The Root of All Blessing
Loyalty to covenant and the observance of mitzvot are the theme of Parashat Eikev. Even more movingly (and especially at this time of distress in Israel), the parashah speaks of the beauty and blessing of the land of Israel. In addition to enumerating the seven species (wheat, barley, grapes, figs, pomegranates, olives, and dates), Torah relates: “For the Lord your God is bringing you into a good land, a land with streams and springs and fountains issuing from plain and hill . . . a land where you may eat food without stint, and where you will lack nothing” (Deuteronomy 8:7–10). Anyone who has been to Israel resonates with this poetic description. Walking through the alleyways of Mahane Yehudah, the open air market in Jerusalem, one is treated to the plentiful variety of colorful and sweet produce of the land. Its bounty is truly a blessing for visitor and citizen alike. Yet, at the conclusion of describing the riches of the land, Torah issues a warning: “Take care lest you forget the Lord your God and fail to keep God’s commandments.” (Deuteronomy 8:11). Why juxtapose this ominous warning to the people with a vibrant description of the blessings of the Promised Land? What is the concern and message of Torah in partnering these concepts?

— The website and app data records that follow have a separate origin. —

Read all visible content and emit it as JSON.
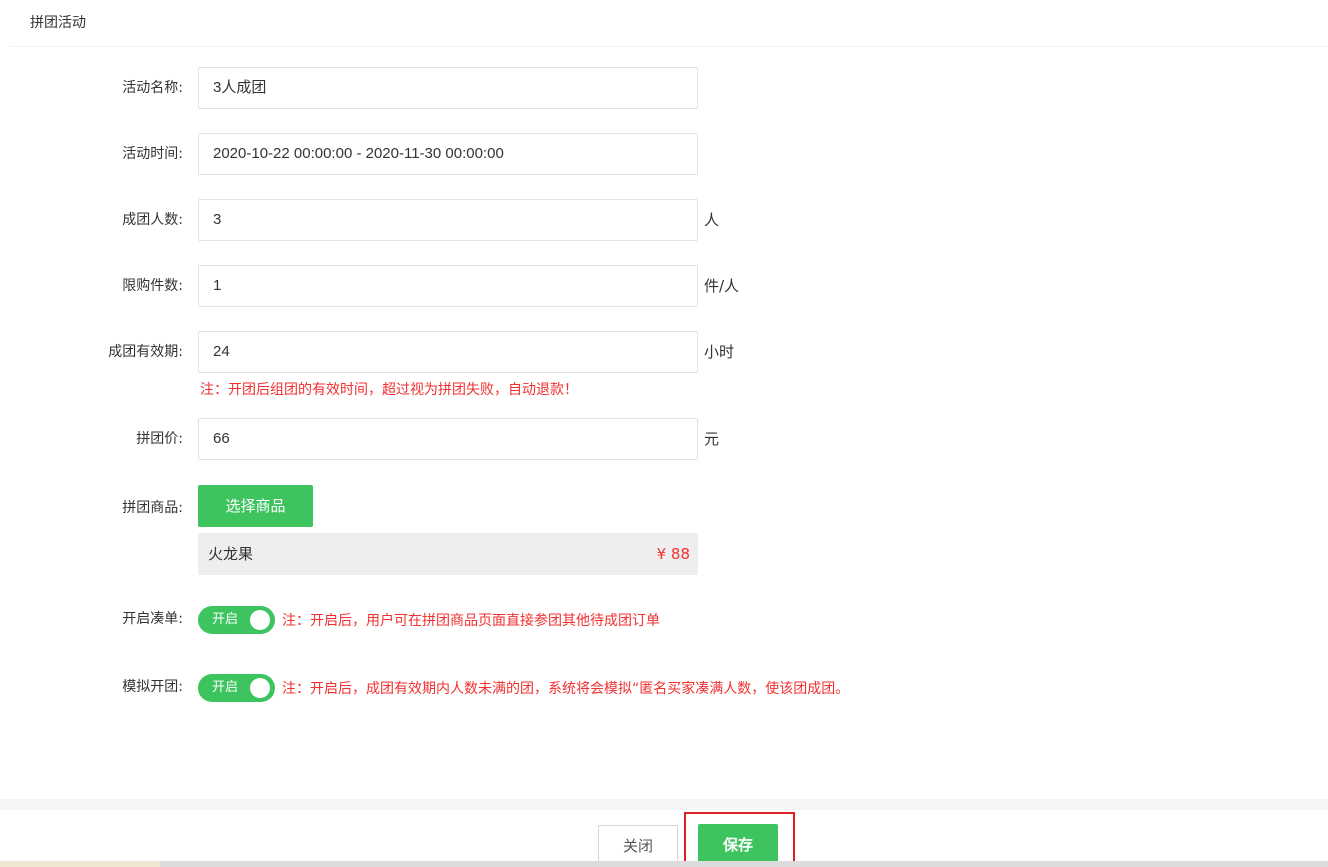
{
  "panel": {
    "title": "拼团活动"
  },
  "form": {
    "name": {
      "label": "活动名称:",
      "value": "3人成团"
    },
    "time": {
      "label": "活动时间:",
      "value": "2020-10-22 00:00:00 - 2020-11-30 00:00:00"
    },
    "group_size": {
      "label": "成团人数:",
      "value": "3",
      "unit": "人"
    },
    "limit": {
      "label": "限购件数:",
      "value": "1",
      "unit": "件/人"
    },
    "validity": {
      "label": "成团有效期:",
      "value": "24",
      "unit": "小时",
      "note": "注：开团后组团的有效时间，超过视为拼团失败，自动退款！"
    },
    "price": {
      "label": "拼团价:",
      "value": "66",
      "unit": "元"
    },
    "goods": {
      "label": "拼团商品:",
      "button": "选择商品",
      "item_name": "火龙果",
      "item_price": "¥ 88"
    },
    "fill_order": {
      "label": "开启凑单:",
      "switch_text": "开启",
      "enabled": true,
      "note": "注：开启后，用户可在拼团商品页面直接参团其他待成团订单"
    },
    "simulate": {
      "label": "模拟开团:",
      "switch_text": "开启",
      "enabled": true,
      "note": "注：开启后，成团有效期内人数未满的团，系统将会模拟“匿名买家凑满人数，使该团成团。"
    }
  },
  "footer": {
    "close_label": "关闭",
    "save_label": "保存"
  },
  "colors": {
    "accent_green": "#3ec45f",
    "note_red": "#f23030",
    "highlight_red": "#e02020"
  }
}
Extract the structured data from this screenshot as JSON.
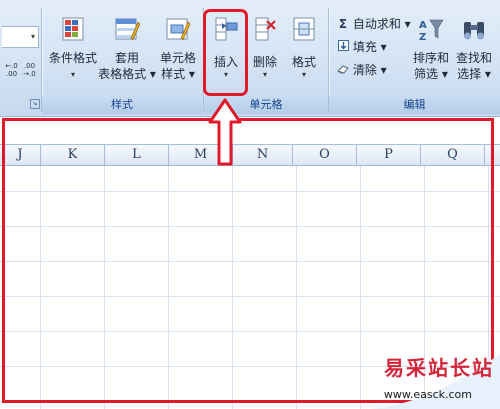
{
  "ribbon": {
    "styles_group": {
      "label": "样式",
      "conditional_format": {
        "label1": "条件格式",
        "caret": "▾"
      },
      "table_format": {
        "label1": "套用",
        "label2": "表格格式 ▾"
      },
      "cell_styles": {
        "label1": "单元格",
        "label2": "样式 ▾"
      }
    },
    "cells_group": {
      "label": "单元格",
      "insert": {
        "label": "插入",
        "caret": "▾"
      },
      "delete": {
        "label": "删除",
        "caret": "▾"
      },
      "format": {
        "label": "格式",
        "caret": "▾"
      }
    },
    "editing_group": {
      "label": "编辑",
      "autosum": {
        "symbol": "Σ",
        "label": "自动求和 ▾"
      },
      "fill": {
        "label": "填充 ▾"
      },
      "clear": {
        "label": "清除 ▾"
      },
      "sort_filter": {
        "label1": "排序和",
        "label2": "筛选 ▾"
      },
      "find_select": {
        "label1": "查找和",
        "label2": "选择 ▾"
      }
    },
    "number_buttons": {
      "increase_decimal": "←.0\n.00",
      "decrease_decimal": ".00\n→.0"
    }
  },
  "columns": [
    "J",
    "K",
    "L",
    "M",
    "N",
    "O",
    "P",
    "Q"
  ],
  "watermark": {
    "text": "易采站长站",
    "url": "www.easck.com"
  },
  "colors": {
    "annotation_red": "#e0192b",
    "ribbon_blue": "#d4e3f4"
  }
}
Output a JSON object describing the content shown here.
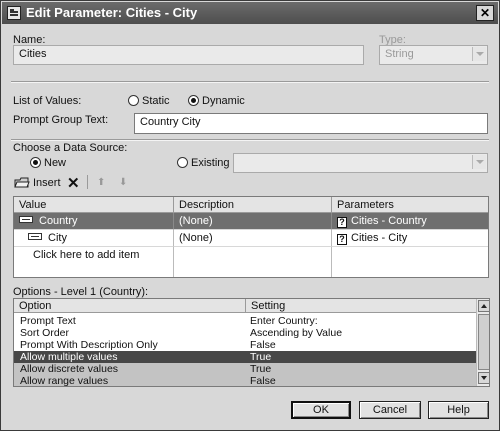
{
  "window": {
    "title": "Edit Parameter: Cities - City",
    "close_glyph": "✕"
  },
  "name": {
    "label": "Name:",
    "value": "Cities"
  },
  "type": {
    "label": "Type:",
    "value": "String"
  },
  "list_of_values": {
    "label": "List of Values:",
    "static_label": "Static",
    "dynamic_label": "Dynamic",
    "selected": "Dynamic"
  },
  "prompt_group": {
    "label": "Prompt Group Text:",
    "value": "Country City"
  },
  "data_source": {
    "label": "Choose a Data Source:",
    "new_label": "New",
    "existing_label": "Existing",
    "selected": "New",
    "existing_value": ""
  },
  "toolbar": {
    "insert_label": "Insert",
    "delete_glyph": "✕",
    "up_glyph": "⬆",
    "down_glyph": "⬇"
  },
  "values_grid": {
    "columns": [
      "Value",
      "Description",
      "Parameters"
    ],
    "rows": [
      {
        "value": "Country",
        "description": "(None)",
        "parameter": "Cities - Country",
        "selected": true
      },
      {
        "value": "City",
        "description": "(None)",
        "parameter": "Cities - City",
        "selected": false
      }
    ],
    "add_row_text": "Click here to add item",
    "param_icon_glyph": "?"
  },
  "options": {
    "label": "Options - Level 1 (Country):",
    "columns": [
      "Option",
      "Setting"
    ],
    "rows": [
      {
        "option": "Prompt Text",
        "setting": "Enter Country:",
        "state": "normal"
      },
      {
        "option": "Sort Order",
        "setting": "Ascending by Value",
        "state": "normal"
      },
      {
        "option": "Prompt With Description Only",
        "setting": "False",
        "state": "normal"
      },
      {
        "option": "Allow multiple values",
        "setting": "True",
        "state": "selected"
      },
      {
        "option": "Allow discrete values",
        "setting": "True",
        "state": "highlight"
      },
      {
        "option": "Allow range values",
        "setting": "False",
        "state": "highlight"
      }
    ]
  },
  "buttons": {
    "ok": "OK",
    "cancel": "Cancel",
    "help": "Help"
  }
}
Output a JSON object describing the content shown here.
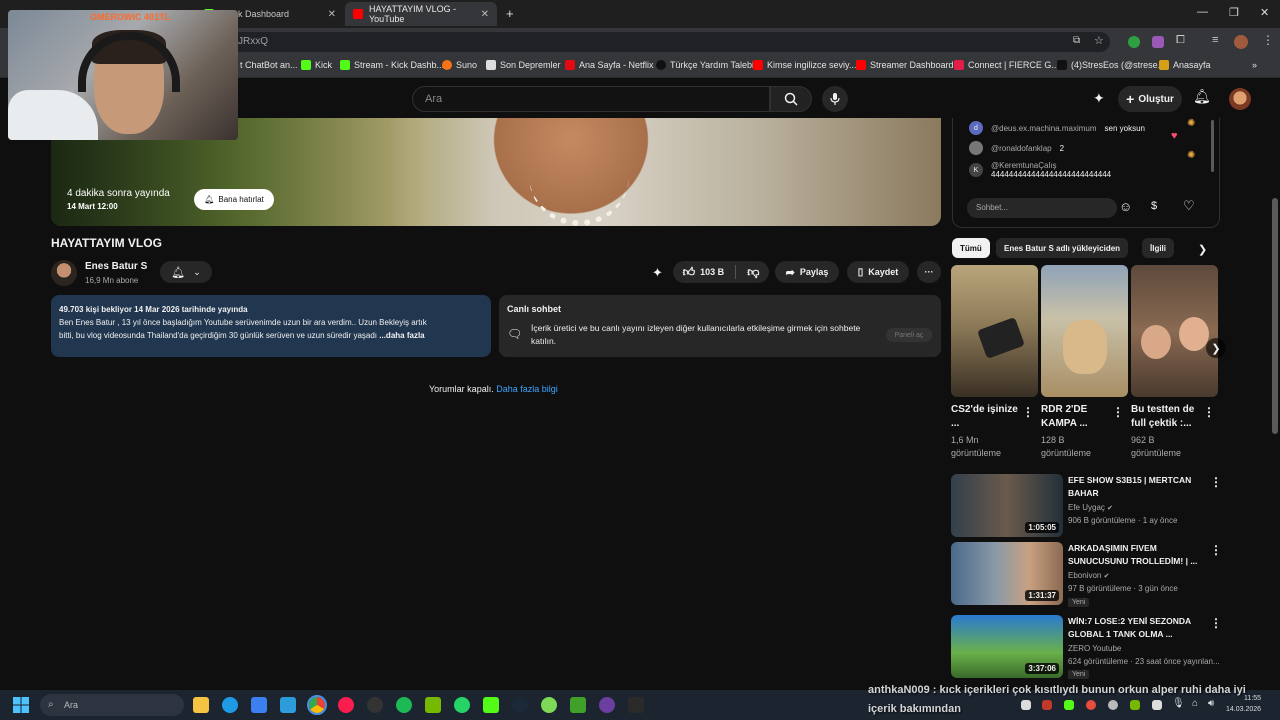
{
  "browser": {
    "tabs": [
      {
        "label": "- Kick Dashboard",
        "active": false
      },
      {
        "label": "HAYATTAYIM VLOG - YouTube",
        "active": true
      }
    ],
    "url_fragment": "JRxxQ",
    "bookmarks": [
      "t ChatBot an...",
      "Kick",
      "Stream - Kick Dashb...",
      "Suno",
      "Son Depremler",
      "Ana Sayfa - Netflix",
      "Türkçe Yardım Talebi",
      "Kimse ingilizce seviy...",
      "Streamer Dashboard",
      "Connect | FIERCE G...",
      "(4)StresEos (@strese...",
      "Anasayfa"
    ],
    "more_bookmarks": "»"
  },
  "overlay": {
    "webcam_label": "OMEROWIC 401TL",
    "marquee_line1": "anthkaN009 : kıck içerikleri çok kısıtlıydı bunun orkun alper ruhi daha iyi",
    "marquee_line2": "içerik bakımından"
  },
  "youtube": {
    "search_placeholder": "Ara",
    "create_label": "Oluştur",
    "player": {
      "premiere_text": "4 dakika sonra yayında",
      "premiere_date": "14 Mart 12:00",
      "remind_label": "Bana hatırlat"
    },
    "video": {
      "title": "HAYATTAYIM VLOG",
      "channel_name": "Enes Batur S",
      "subscribers": "16,9 Mn abone",
      "likes": "103 B",
      "share_label": "Paylaş",
      "save_label": "Kaydet"
    },
    "description": {
      "meta": "49.703 kişi bekliyor  14 Mar 2026 tarihinde yayında",
      "line1": "Ben Enes Batur , 13 yıl önce başladığım Youtube serüvenimde uzun bir ara verdim.. Uzun Bekleyiş artık",
      "line2": "bitti, bu vlog videosunda Thailand'da geçirdiğim 30 günlük serüven ve uzun süredir yaşadı",
      "more": "...daha fazla"
    },
    "live_chat_card": {
      "title": "Canlı sohbet",
      "text": "İçerik üretici ve bu canlı yayını izleyen diğer kullanıcılarla etkileşime girmek için sohbete katılın.",
      "button": "Paneli aç"
    },
    "comments_off": "Yorumlar kapalı.",
    "comments_more": "Daha fazla bilgi",
    "chat": {
      "messages": [
        {
          "avatar": "d",
          "user": "@deus.ex.machina.maximum",
          "text": "sen yoksun"
        },
        {
          "avatar": "",
          "user": "@ronaldofanklap",
          "text": "2"
        },
        {
          "avatar": "K",
          "user": "@KeremtunaÇalış",
          "text": "444444444444444444444444444"
        }
      ],
      "input_placeholder": "Sohbet..."
    },
    "filters": [
      "Tümü",
      "Enes Batur S adlı yükleyiciden",
      "İlgili"
    ],
    "shorts": [
      {
        "title": "CS2'de işinize ...",
        "views": "1,6 Mn görüntüleme"
      },
      {
        "title": "RDR 2'DE KAMPA ...",
        "views": "128 B görüntüleme"
      },
      {
        "title": "Bu testten de full çektik :...",
        "views": "962 B görüntüleme"
      }
    ],
    "videos": [
      {
        "title": "EFE SHOW S3B15 | MERTCAN BAHAR",
        "channel": "Efe Uygaç",
        "meta": "906 B görüntüleme · 1 ay önce",
        "duration": "1:05:05",
        "badge": ""
      },
      {
        "title": "ARKADAŞIMIN FIVEM SUNUCUSUNU TROLLEDİM! | ...",
        "channel": "Ebonivon",
        "meta": "97 B görüntüleme · 3 gün önce",
        "duration": "1:31:37",
        "badge": "Yeni"
      },
      {
        "title": "WİN:7 LOSE:2 YENİ SEZONDA GLOBAL 1 TANK OLMA ...",
        "channel": "ZERO Youtube",
        "meta": "624 görüntüleme · 23 saat önce yayınlan...",
        "duration": "3:37:06",
        "badge": "Yeni"
      }
    ]
  },
  "taskbar": {
    "search_placeholder": "Ara",
    "time": "11:55",
    "date": "14.03.2026"
  },
  "colors": {
    "background": "#0f0f0f",
    "description_bg": "#21364f",
    "link": "#3ea6ff"
  }
}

Rabbi Elie Munk, an Orthodox Rabbi who served the Paris Jewish community for many years, suggests two reasons for the Torah’s warning immediately following the description of the land’s riches. First, given the seven species with which the land of Israel is blessed, it is easy to understand why one would be seduced by the bounty of Israel. Rabbi Munk writes, “Its fertility can distract the farmer from seeing the hand of Hashem; the Israelites may have been tempted to follow the practices of the previous inhabitants, worshipping idols representing agricultural gods, such as Baal and Astarte, instead of the one true God” (Munk, The Call of Torah, 91–92). As alluring as the fertility of the land may be, Torah urges us to focus on the ultimate source of blessing — God. Second, a few verses later, Deuteronomy states, “When you have eaten your fill, and have built fine houses to live in . . . beware lest your heart grow haughty.” According to Munk, this verse alludes to “material progress resulting from man’s technological and economic efforts” (Munk, 92). Again, such materialism is often blinding, leading one to unbounded pridefulness. In moments of great economic success, we too often get wrapped up in our own egos. We often attribute too much credit to ourselves. Ultimately, based on Rabbi Munk’s reading of these texts, I would suggest the potential problem is one of vision.
Far from viewing ourselves through the lens of Emerson’s notion of “self–reliance,” Judaism is community centered and more importantly, God centered. As a religious system, Judaism requires tzimtzum, the diminishing of the ego — and keen awareness of one’s humble role in the grand scheme of creation. One cannot presume to be God, or to have a monopoly on the word of God. It is such destructive pridefulness and idolatry that the world is confronting in the form of religious fundamentalism and in particular, Islamic fundamentalism. When we attribute our daily successes solely to the work of our hands without an acknowledgment of partnership with God, we take a step closer to a Godless world — a universe in which the forces of chaos prevail. Not only does Torah remind us of the preciousness of Israel and our duty to remember God at the root of all blessing, it is expressing a deeper message of recognizing one’s humble place in this world.
The publication and distribution of A Taste of Torah are made possible by a generous grant from Sam and Marilee Susi.